Data about app and page elements:
++++
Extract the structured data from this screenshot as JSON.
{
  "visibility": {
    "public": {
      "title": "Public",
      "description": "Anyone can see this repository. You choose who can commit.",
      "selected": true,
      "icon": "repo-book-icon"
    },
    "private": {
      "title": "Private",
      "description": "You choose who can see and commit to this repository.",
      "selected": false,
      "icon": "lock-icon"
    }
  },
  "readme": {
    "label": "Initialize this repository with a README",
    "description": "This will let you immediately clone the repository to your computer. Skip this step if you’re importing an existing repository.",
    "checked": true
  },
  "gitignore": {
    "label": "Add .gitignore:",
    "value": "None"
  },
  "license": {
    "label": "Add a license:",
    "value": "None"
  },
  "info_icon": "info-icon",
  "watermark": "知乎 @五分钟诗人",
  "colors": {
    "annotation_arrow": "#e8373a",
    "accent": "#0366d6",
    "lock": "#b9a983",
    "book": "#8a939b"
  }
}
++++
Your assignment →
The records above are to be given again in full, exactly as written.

Exercise solution →
Extract the structured data from this screenshot as JSON.
{
  "visibility": {
    "public": {
      "title": "Public",
      "description": "Anyone can see this repository. You choose who can commit.",
      "selected": true,
      "icon": "repo-book-icon"
    },
    "private": {
      "title": "Private",
      "description": "You choose who can see and commit to this repository.",
      "selected": false,
      "icon": "lock-icon"
    }
  },
  "readme": {
    "label": "Initialize this repository with a README",
    "description": "This will let you immediately clone the repository to your computer. Skip this step if you’re importing an existing repository.",
    "checked": true
  },
  "gitignore": {
    "label": "Add .gitignore:",
    "value": "None"
  },
  "license": {
    "label": "Add a license:",
    "value": "None"
  },
  "info_icon": "info-icon",
  "watermark": "知乎 @五分钟诗人",
  "colors": {
    "annotation_arrow": "#e8373a",
    "accent": "#0366d6",
    "lock": "#b9a983",
    "book": "#8a939b"
  }
}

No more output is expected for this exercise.